+++ Source data
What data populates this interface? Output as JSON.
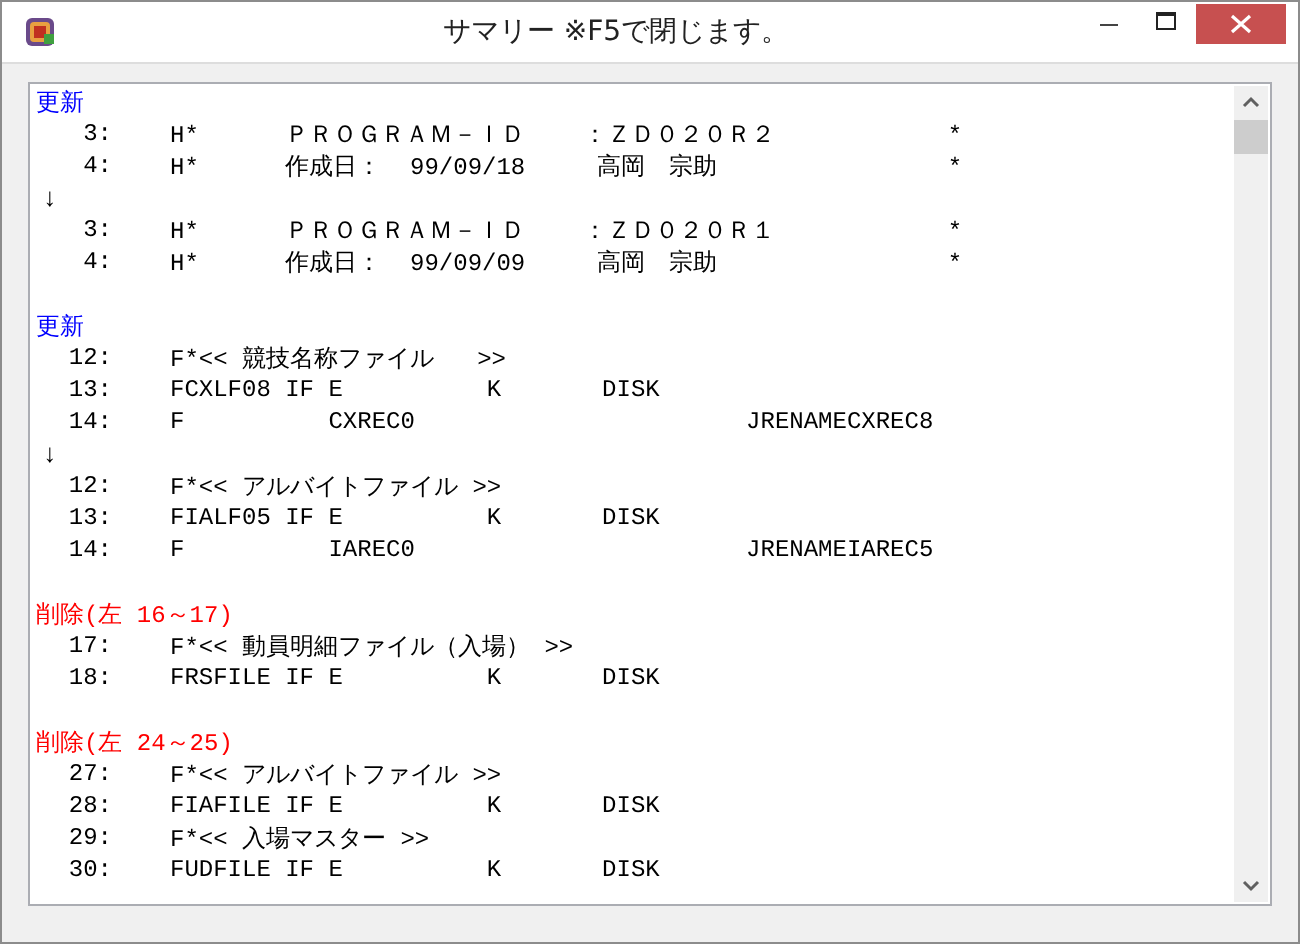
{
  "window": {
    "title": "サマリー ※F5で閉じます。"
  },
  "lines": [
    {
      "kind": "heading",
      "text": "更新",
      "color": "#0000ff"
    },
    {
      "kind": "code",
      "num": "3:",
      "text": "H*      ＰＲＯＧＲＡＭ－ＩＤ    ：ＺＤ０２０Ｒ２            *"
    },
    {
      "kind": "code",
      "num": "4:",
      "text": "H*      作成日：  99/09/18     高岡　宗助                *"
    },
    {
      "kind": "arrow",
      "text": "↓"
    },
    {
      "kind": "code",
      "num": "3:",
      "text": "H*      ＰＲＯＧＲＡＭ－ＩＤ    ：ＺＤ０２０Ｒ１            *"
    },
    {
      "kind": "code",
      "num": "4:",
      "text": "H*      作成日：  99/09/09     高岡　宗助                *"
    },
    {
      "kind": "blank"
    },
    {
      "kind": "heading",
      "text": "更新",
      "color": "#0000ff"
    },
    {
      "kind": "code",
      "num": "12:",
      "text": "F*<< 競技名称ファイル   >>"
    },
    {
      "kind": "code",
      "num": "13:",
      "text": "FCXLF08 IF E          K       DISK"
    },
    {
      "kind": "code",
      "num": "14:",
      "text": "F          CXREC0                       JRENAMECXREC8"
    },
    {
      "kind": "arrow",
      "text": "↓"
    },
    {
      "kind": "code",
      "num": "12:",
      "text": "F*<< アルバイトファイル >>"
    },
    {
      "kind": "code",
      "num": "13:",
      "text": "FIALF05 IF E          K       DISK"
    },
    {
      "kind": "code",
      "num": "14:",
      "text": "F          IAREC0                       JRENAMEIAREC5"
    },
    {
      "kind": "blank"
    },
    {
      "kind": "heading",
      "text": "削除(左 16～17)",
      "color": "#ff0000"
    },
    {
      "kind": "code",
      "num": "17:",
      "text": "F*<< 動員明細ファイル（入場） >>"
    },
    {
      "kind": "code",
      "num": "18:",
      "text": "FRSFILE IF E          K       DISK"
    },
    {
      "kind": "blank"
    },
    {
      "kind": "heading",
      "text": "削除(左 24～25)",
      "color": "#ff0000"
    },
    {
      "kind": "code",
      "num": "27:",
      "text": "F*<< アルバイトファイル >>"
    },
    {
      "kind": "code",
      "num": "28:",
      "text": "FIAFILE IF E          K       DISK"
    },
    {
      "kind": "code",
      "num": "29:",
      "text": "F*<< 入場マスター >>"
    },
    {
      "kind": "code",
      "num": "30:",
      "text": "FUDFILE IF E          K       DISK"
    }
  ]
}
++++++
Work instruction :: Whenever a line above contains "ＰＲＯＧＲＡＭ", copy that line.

Solution for this exercise ::
      "text": "H*      ＰＲＯＧＲＡＭ－ＩＤ    ：ＺＤ０２０Ｒ２            *"
      "text": "H*      ＰＲＯＧＲＡＭ－ＩＤ    ：ＺＤ０２０Ｒ１            *"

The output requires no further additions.